- What needs to be done: Would you filter these records and copy every line that has the word "Đồng"?

Available data Start Marker

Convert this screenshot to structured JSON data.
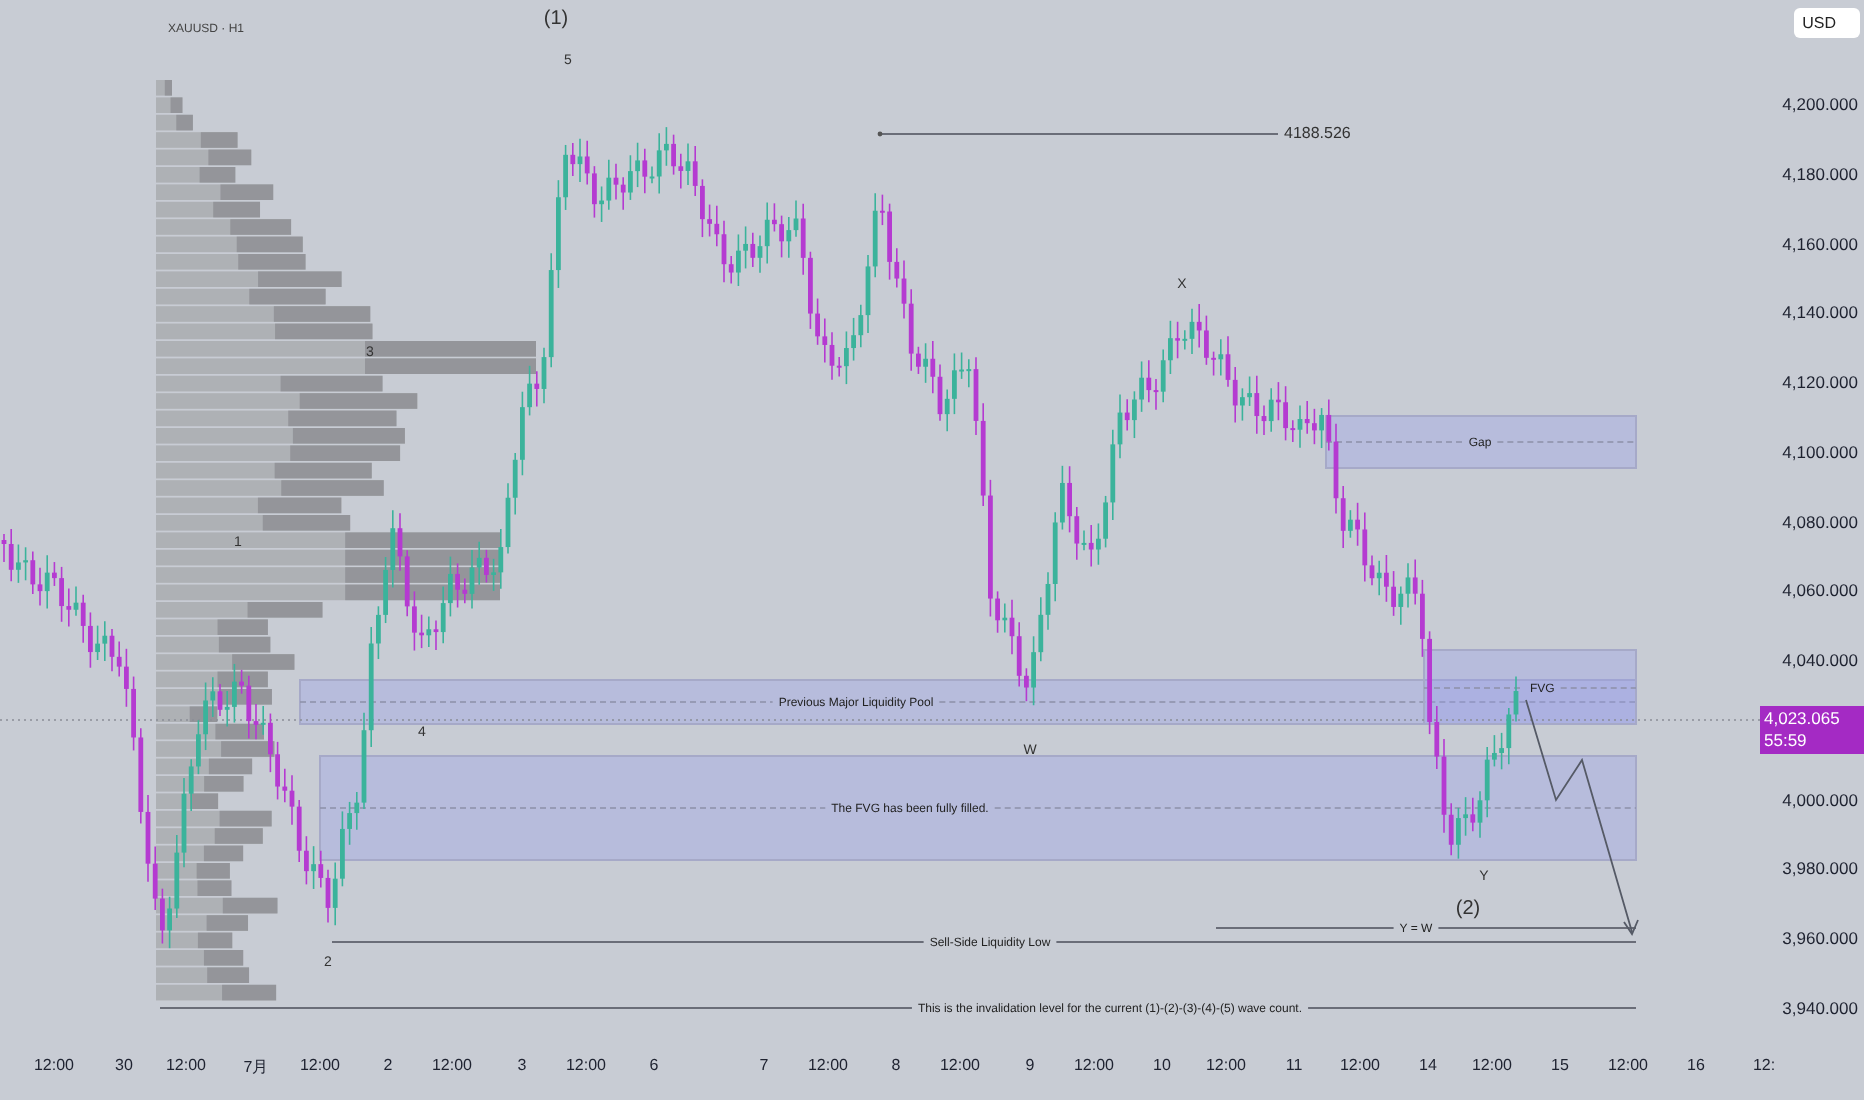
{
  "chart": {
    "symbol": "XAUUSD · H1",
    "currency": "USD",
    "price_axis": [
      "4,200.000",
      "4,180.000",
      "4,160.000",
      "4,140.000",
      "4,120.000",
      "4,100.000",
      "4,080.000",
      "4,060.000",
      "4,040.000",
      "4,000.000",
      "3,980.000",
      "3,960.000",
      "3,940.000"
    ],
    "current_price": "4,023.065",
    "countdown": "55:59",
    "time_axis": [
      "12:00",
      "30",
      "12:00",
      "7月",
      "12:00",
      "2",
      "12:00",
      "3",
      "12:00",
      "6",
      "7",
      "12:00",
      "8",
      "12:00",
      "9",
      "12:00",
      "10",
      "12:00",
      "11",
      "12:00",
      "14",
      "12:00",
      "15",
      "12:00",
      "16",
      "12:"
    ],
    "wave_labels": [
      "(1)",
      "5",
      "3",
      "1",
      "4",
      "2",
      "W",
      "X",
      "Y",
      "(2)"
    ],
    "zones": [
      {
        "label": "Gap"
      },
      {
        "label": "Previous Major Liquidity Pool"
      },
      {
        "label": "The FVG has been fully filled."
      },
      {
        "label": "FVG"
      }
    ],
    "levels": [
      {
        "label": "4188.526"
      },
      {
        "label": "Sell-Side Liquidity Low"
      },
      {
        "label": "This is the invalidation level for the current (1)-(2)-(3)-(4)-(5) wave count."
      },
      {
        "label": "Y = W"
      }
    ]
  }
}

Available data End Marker
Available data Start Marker

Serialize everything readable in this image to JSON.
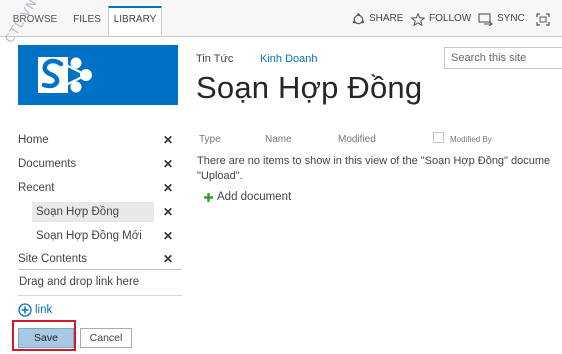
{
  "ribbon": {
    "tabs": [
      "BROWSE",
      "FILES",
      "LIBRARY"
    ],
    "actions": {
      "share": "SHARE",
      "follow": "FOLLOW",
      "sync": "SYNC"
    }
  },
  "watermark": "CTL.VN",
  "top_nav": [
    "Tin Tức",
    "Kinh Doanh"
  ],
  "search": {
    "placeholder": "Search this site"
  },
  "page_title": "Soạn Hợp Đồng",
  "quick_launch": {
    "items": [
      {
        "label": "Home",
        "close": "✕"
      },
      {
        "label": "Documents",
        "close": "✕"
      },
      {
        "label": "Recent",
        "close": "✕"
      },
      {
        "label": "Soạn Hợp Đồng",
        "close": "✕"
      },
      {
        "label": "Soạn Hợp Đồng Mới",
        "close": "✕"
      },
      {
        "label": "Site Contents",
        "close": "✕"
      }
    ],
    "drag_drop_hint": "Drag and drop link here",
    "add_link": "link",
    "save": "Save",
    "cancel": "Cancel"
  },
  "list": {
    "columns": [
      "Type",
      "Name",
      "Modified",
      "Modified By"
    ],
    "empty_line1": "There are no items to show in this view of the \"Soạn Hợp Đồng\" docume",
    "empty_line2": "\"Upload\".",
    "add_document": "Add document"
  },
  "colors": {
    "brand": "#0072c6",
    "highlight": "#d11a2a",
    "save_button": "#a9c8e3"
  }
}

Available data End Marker

- Result of this exercise:
  "page_title": "Soạn Hợp Đồng",
        "label": "Soạn Hợp Đồng",
        "label": "Soạn Hợp Đồng Mới",
    "empty_line1": "There are no items to show in this view of the \"Soạn Hợp Đồng\" docume",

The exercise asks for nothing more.